Thousands of Wells Fargo employees have already been fired for opening unauthorized accounts to meet sales goals, but what about all of those employees who remain at the bank? They’ve seen the value of their 401(k) retirement plan sink during this fake account fiasco, and some are saying that Wells hid the truth from them about the huge bogus account sinkhole that was waiting to collapse underneath them.
“Defendants intentionally withheld material non-public information from [401(k)] Plan Participants invested in Wells Fargo stock and the public at large about a criminal epidemic at Wells Fargo associated with a critical component of Wells Fargo’s business model and key driver of its stock price – i.e., cross-selling,” reads a complaint [PDF] filed recently in a federal court in Minnesota.
The lawsuit contends that Wells Fargo senior executives knew that the company’s high-pressure sales goals and incentives — pushing employees to cross-sell customers on multiple Wells products — were leading some employees to game the system by opening unauthorized accounts in customers’ names. Thus, alleges the complaint, the Wells stock was artificially inflated. The Wells Fargo share price is currently down around 10% from its high point in early September.
The 401(k) plan at the core of the lawsuit is heavily invested in the bank — the complaint also notes that the bank’s matching funds are in the form of Wells stock — and has seen its value drop by around 12% since the scandal broke.
The plaintiff, who seeks to represent all participants in the plan who have invested money since the beginning of 2014, claims that senior Wells executives sold off their shares in the bank before the bank acknowledged the fake accounts publicly.
“As a result of this, as well as other conflicts of interest and fraud, Defendants violated their fiduciary duties to the Plan participants in violation of [the Employee Retirement Income Security Act], causing no less than hundreds of millions of dollars in damages to the Plan,” alleges the suit.

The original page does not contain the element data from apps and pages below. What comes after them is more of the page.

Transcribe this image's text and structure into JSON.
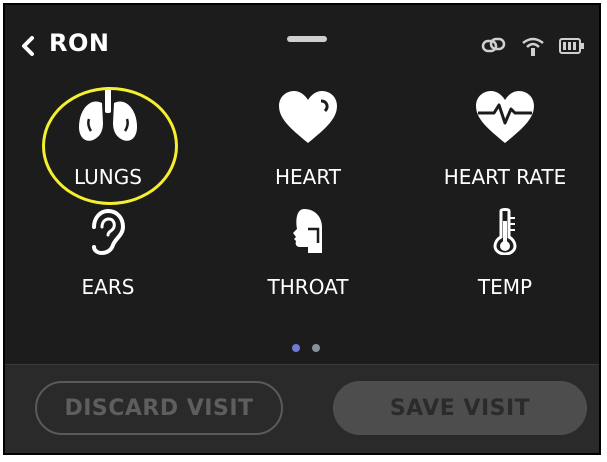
{
  "header": {
    "title": "RON",
    "back_icon": "chevron-left-icon",
    "status_icons": [
      "link-icon",
      "wifi-icon",
      "battery-icon"
    ]
  },
  "exams": [
    {
      "label": "LUNGS",
      "icon": "lungs-icon",
      "selected": true
    },
    {
      "label": "HEART",
      "icon": "heart-icon",
      "selected": false
    },
    {
      "label": "HEART RATE",
      "icon": "heart-rate-icon",
      "selected": false
    },
    {
      "label": "EARS",
      "icon": "ear-icon",
      "selected": false
    },
    {
      "label": "THROAT",
      "icon": "throat-icon",
      "selected": false
    },
    {
      "label": "TEMP",
      "icon": "thermometer-icon",
      "selected": false
    }
  ],
  "pagination": {
    "pages": 2,
    "current": 1
  },
  "footer": {
    "discard_label": "DISCARD VISIT",
    "save_label": "SAVE VISIT"
  },
  "colors": {
    "background": "#1c1c1c",
    "highlight": "#f5ef2e",
    "dot_active": "#6f7bd6",
    "dot_inactive": "#8a8f9c"
  }
}
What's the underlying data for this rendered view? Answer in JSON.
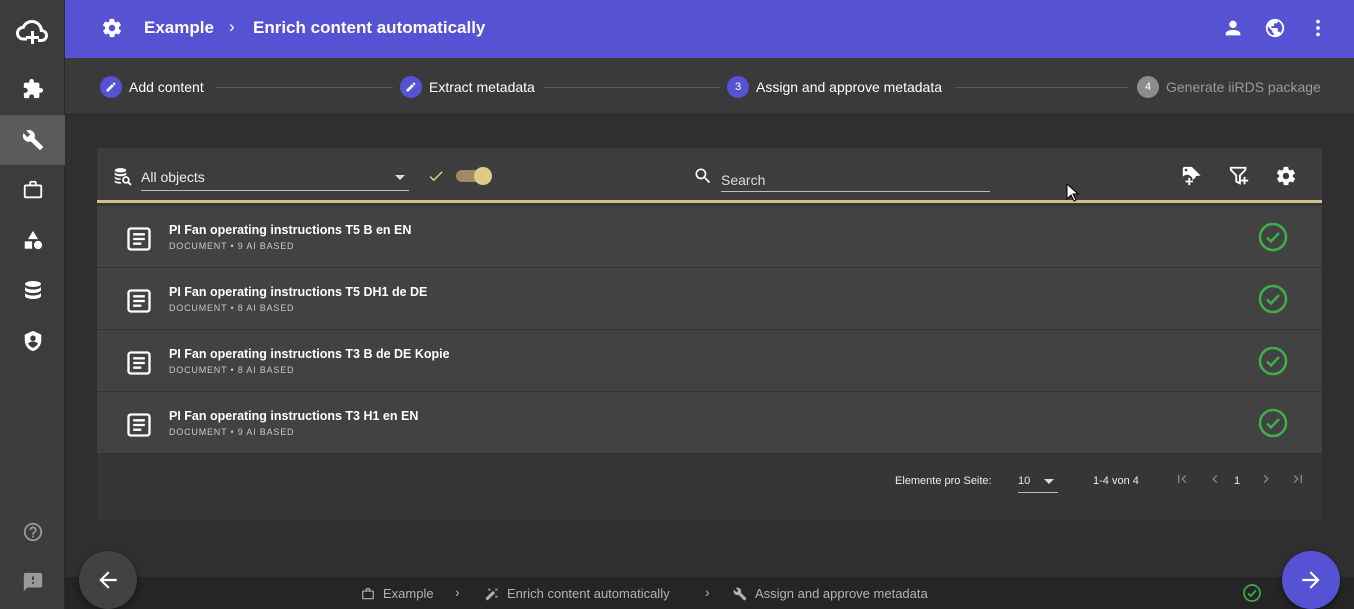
{
  "colors": {
    "accent": "#5652d4",
    "toggle": "#e1c98e",
    "ok": "#3cb04a"
  },
  "header": {
    "project": "Example",
    "separator": "›",
    "title": "Enrich content automatically"
  },
  "stepper": {
    "steps": [
      {
        "label": "Add content",
        "marker": "edit-icon"
      },
      {
        "label": "Extract metadata",
        "marker": "edit-icon"
      },
      {
        "label": "Assign and approve metadata",
        "number": "3"
      },
      {
        "label": "Generate iiRDS package",
        "number": "4"
      }
    ]
  },
  "toolbar": {
    "filter_value": "All objects",
    "search_placeholder": "Search"
  },
  "rows": [
    {
      "title": "PI Fan operating instructions T5 B en EN",
      "sub": "DOCUMENT • 9 AI BASED"
    },
    {
      "title": "PI Fan operating instructions T5 DH1 de DE",
      "sub": "DOCUMENT • 8 AI BASED"
    },
    {
      "title": "PI Fan operating instructions T3 B de DE Kopie",
      "sub": "DOCUMENT • 8 AI BASED"
    },
    {
      "title": "PI Fan operating instructions T3 H1 en EN",
      "sub": "DOCUMENT • 9 AI BASED"
    }
  ],
  "pager": {
    "label": "Elemente pro Seite:",
    "size": "10",
    "range": "1-4 von 4",
    "page": "1"
  },
  "bottom": {
    "crumbs": [
      "Example",
      "Enrich content automatically",
      "Assign and approve metadata"
    ],
    "sep": "›"
  }
}
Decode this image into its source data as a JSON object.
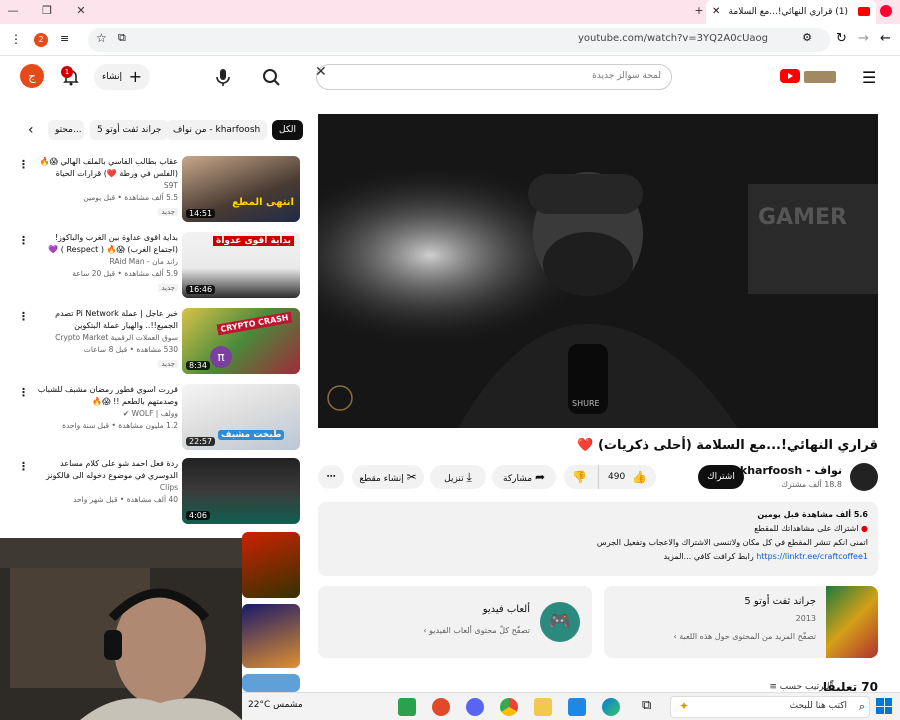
{
  "browser": {
    "tab_title": "(1) قراري النهائي!...مع السلامة",
    "url": "youtube.com/watch?v=3YQ2A0cUaog",
    "profile_badge": "2"
  },
  "header": {
    "search_placeholder": "لمحة سوالز جديدة",
    "create_label": "إنشاء",
    "notification_count": "1",
    "avatar_letter": "ج"
  },
  "chips": [
    "الكل",
    "من نواف - kharfoosh",
    "جراند ثفت أوتو 5",
    "محتو..."
  ],
  "video": {
    "title": "قراري النهائي!...مع السلامة (أحلى ذكريات)",
    "title_emoji": "❤️",
    "channel_name": "نواف - kharfoosh",
    "subscribers": "18.8 ألف مشترك",
    "subscribe_label": "اشتراك",
    "likes": "490",
    "share_label": "مشاركة",
    "download_label": "تنزيل",
    "clip_label": "إنشاء مقطع"
  },
  "description": {
    "stats": "5.6 ألف مشاهدة  قبل يومين",
    "line1": "اشتراك على مشاهداتك للمقطع",
    "line2": "اتمنى انكم تنشر المقطع في كل مكان ولاتنسى الاشتراك والاعجاب وتفعيل الجرس",
    "link": "https://linktr.ee/craftcoffee1",
    "line3": "رابط كرافت كافي    ...المزيد"
  },
  "cards": [
    {
      "title": "جراند ثفت أوتو 5",
      "sub": "2013",
      "more": "تصفّح المزيد من المحتوى حول هذه اللعبة"
    },
    {
      "title": "ألعاب فيديو",
      "sub": "",
      "more": "تصفّح كلّ محتوى ألعاب الفيديو"
    }
  ],
  "comments": {
    "count": "70 تعليقًا",
    "sort_label": "الترتيب حسب"
  },
  "sidebar": [
    {
      "title": "عقاب بطالب الفاسي بالملف الهالي 😱🔥 (الفلس في ورطة ❤️) قرارات الحياة الواقعية...",
      "channel": "S9T",
      "meta": "5.5 ألف مشاهدة • قبل يومين",
      "badge": "جديد",
      "duration": "14:51"
    },
    {
      "title": "بداية اقوى عداوة بين الغرب والباكوز!(اجتماع الغرب) 😱🔥 ( Respect ) 💜🔥...",
      "channel": "راند مان - RAid Man",
      "meta": "5.9 ألف مشاهدة • قبل 20 ساعة",
      "badge": "جديد",
      "duration": "16:46"
    },
    {
      "title": "خبر عاجل | عملة Pi Network تصدم الجميع!!.. والهيار عملة البتكوين والكريبتو...",
      "channel": "سوق العملات الرقمية Crypto Market",
      "meta": "530 مشاهدة • قبل 8 ساعات",
      "badge": "جديد",
      "duration": "8:34"
    },
    {
      "title": "قررت اسوي فطور رمضان مشبف للشباب وصدمتهم بالطعم !! 😱🔥",
      "channel": "وولف | WOLF",
      "meta": "1.2 مليون مشاهدة • قبل سنة واحدة",
      "badge": "",
      "duration": "22:57"
    },
    {
      "title": "ردة فعل احمد شو على كلام مساعد الدوسري في موضوع دخوله الى فالكونز 😢",
      "channel": "Clips",
      "meta": "40 ألف مشاهدة • قبل شهر واحد",
      "badge": "",
      "duration": "4:06"
    }
  ],
  "thumb_texts": [
    "انتهى المطع",
    "بداية اقوى عدواة",
    "CRYPTO CRASH",
    "طبخت مشبف",
    ""
  ],
  "taskbar": {
    "search_placeholder": "اكتب هنا للبحث",
    "weather": "22°C مشمس"
  }
}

However, Bloomberg points out that this lawsuit faces an uphill battle, as recent, similar actions by employees at Whole Foods, BP, and RadioShack, were each ultimately thrown out out court for failing to meet the threshold for bringing an ERISA suit.
by Chris Morran via Consumerist